To do:
Copy out every line of the data where the word "Firewall" is found.

Exercise data:
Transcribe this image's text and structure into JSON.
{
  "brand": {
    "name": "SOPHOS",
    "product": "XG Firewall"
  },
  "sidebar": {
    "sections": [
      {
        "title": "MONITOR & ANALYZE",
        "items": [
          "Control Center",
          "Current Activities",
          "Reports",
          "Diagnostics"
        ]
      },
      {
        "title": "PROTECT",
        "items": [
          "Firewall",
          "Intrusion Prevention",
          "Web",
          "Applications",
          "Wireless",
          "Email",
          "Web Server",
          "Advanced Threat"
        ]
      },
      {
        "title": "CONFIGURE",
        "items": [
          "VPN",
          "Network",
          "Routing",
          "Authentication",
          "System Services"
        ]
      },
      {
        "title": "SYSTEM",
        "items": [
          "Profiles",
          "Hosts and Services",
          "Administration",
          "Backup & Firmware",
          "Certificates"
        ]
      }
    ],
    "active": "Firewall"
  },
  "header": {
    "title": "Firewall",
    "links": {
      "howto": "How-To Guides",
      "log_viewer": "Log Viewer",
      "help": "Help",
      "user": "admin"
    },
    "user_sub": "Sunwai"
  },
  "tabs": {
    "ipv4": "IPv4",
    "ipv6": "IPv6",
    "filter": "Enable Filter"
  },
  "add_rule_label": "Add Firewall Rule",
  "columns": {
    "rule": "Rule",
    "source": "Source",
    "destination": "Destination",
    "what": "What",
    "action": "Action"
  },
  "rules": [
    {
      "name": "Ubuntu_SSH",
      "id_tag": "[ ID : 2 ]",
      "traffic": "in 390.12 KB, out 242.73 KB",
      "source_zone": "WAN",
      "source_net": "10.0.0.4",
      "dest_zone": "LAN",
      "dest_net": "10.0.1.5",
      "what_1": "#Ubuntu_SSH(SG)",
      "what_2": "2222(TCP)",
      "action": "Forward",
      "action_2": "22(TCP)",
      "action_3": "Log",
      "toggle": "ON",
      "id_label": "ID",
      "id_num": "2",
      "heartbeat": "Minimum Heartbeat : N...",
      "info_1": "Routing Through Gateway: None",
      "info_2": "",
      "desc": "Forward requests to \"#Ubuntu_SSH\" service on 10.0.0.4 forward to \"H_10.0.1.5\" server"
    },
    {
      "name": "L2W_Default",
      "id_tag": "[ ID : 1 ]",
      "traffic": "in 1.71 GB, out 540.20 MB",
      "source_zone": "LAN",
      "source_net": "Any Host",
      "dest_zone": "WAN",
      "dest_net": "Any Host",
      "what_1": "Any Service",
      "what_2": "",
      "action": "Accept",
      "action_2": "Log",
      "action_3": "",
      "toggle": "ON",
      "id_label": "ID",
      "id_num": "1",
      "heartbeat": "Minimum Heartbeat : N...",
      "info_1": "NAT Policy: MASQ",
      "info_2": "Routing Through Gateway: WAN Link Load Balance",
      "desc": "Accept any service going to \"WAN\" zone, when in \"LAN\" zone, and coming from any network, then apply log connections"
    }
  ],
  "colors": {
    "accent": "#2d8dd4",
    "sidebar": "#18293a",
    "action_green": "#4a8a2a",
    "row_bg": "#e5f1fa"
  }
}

Answer:
    "product": "XG Firewall"
          "Firewall",
    "active": "Firewall"
    "title": "Firewall",
  "add_rule_label": "Add Firewall Rule",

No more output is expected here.